Evaluations of faculty instructional ability have long been used to assist in promotion, tenure, and hiring decisions or to help improve individual teaching performance. Internal and external pressures for increased accountability, together with improvements in evaluation methods, have resulted in increased emphasis on evaluation of instruction. Among the information sources currently used are measures of student achievement, classroom observations, and ratings by colleagues, administrators, or students. Measures of student learning as direct indicators of a faculty member's teaching ability are not always reliable, but do give some important information. Classroom observation can take a number of forms, but there is disagreement about the meaning and use of each. Student evaluations of courses and instructors can address many dimensions of teaching: teaching skill, rapport, interaction, feedback, organization and planning of the course, amount and difficulty of work, perceived value of the course, and perceived achievement. However, aspects of instructor performance measured by student ratings may be quite separate from the factors that result in effective teaching. Faculty self-ratings, peer ratings, and student ratings as measures of effectiveness generally agree in pattern; however, self-ratings and peer ratings tend to be higher than student ratings. (Author/MSE)
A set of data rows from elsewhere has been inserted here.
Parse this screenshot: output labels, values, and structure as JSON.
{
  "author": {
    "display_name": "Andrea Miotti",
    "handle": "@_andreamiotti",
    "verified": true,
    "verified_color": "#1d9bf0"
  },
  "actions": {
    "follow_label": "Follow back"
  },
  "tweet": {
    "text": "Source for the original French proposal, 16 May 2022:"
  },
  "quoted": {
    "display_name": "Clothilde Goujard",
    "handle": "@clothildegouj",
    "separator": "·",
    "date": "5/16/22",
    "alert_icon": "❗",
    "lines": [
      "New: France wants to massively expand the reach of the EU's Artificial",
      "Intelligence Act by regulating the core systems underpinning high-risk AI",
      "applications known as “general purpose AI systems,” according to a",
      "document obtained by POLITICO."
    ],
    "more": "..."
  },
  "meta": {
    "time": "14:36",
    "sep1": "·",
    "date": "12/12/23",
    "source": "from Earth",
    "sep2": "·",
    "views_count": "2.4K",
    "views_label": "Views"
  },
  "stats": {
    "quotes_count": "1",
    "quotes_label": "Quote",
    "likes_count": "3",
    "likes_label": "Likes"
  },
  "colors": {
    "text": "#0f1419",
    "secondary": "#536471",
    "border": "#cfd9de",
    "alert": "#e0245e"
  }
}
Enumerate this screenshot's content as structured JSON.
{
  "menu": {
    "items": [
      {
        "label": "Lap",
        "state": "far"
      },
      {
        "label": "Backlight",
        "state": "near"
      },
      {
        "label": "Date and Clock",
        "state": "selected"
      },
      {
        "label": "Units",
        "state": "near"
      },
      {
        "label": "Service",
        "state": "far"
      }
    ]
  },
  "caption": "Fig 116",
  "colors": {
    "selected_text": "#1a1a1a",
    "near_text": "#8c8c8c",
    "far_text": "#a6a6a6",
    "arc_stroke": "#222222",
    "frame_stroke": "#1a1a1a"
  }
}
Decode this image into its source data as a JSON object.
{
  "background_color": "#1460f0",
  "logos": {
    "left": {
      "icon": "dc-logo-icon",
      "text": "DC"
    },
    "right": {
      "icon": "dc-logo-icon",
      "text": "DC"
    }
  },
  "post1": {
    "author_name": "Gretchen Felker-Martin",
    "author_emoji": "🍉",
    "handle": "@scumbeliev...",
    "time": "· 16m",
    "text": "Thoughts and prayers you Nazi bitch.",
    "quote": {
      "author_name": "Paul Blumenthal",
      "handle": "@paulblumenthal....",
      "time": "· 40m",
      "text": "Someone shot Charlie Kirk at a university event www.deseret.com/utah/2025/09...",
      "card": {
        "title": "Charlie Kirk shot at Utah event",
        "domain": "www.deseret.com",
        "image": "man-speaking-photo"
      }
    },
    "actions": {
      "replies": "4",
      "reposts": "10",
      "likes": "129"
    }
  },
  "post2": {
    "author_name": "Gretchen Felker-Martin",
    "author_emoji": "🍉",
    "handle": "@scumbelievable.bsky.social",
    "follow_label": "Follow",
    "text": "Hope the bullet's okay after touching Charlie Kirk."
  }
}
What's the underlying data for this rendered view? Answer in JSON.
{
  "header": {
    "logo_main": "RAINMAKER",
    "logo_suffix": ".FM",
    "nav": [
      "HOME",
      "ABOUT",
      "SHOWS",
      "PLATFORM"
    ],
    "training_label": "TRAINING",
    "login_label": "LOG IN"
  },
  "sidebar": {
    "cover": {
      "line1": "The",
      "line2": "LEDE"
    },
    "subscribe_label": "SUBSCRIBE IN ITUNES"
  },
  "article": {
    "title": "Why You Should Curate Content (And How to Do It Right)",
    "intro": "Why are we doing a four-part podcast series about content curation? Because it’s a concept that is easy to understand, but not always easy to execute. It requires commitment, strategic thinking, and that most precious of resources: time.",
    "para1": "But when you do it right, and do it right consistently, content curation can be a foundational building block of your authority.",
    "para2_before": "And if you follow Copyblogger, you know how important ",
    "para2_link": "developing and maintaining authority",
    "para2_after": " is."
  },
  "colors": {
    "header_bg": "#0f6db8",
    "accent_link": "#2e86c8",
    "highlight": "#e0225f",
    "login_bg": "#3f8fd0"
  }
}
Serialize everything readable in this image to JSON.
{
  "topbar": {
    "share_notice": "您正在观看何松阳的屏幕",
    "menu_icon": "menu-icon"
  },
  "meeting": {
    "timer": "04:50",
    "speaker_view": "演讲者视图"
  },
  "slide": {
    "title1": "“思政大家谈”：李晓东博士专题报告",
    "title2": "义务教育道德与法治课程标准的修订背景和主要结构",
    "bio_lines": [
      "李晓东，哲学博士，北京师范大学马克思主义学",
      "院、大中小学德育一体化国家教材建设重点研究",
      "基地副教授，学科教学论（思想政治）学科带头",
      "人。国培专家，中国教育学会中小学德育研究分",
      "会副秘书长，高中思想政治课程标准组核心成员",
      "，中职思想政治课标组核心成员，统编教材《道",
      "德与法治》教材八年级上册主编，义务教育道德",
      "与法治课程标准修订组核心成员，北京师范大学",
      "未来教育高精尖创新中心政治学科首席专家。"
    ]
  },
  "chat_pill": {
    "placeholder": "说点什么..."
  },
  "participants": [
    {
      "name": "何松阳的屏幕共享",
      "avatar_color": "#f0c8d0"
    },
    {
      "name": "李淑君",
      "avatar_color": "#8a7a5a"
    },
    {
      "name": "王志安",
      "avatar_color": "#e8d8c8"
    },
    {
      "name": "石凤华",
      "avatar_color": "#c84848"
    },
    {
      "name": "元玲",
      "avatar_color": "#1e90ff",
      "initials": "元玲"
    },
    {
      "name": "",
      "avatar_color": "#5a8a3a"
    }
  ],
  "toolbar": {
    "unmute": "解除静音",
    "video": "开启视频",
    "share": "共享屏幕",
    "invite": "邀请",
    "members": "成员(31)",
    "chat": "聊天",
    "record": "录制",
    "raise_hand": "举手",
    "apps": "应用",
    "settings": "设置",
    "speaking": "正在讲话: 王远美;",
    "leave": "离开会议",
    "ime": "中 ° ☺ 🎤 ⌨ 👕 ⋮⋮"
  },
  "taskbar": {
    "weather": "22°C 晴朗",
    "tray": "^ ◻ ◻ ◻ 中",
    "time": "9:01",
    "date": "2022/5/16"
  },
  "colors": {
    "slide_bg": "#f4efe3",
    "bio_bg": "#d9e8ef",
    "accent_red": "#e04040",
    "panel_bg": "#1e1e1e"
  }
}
Descriptors: Academic Achievement, Classroom Observation Techniques, College Faculty, Evaluation Criteria, Evaluation Methods, Faculty Evaluation, Higher Education, Literature Reviews, Peer Evaluation, Rating Scales, Self Evaluation, Student Evaluation of Teacher Performance, Teacher Effectiveness, Teaching Skills
Center for Educational Development, 317 Walter Library, University of Minnesota, Minneapolis, Minn. 55455
Publication Type: Journal Articles
Education Level: N/A
Authoring Institution: Minnesota Univ., Minneapolis. Center for Educational Development.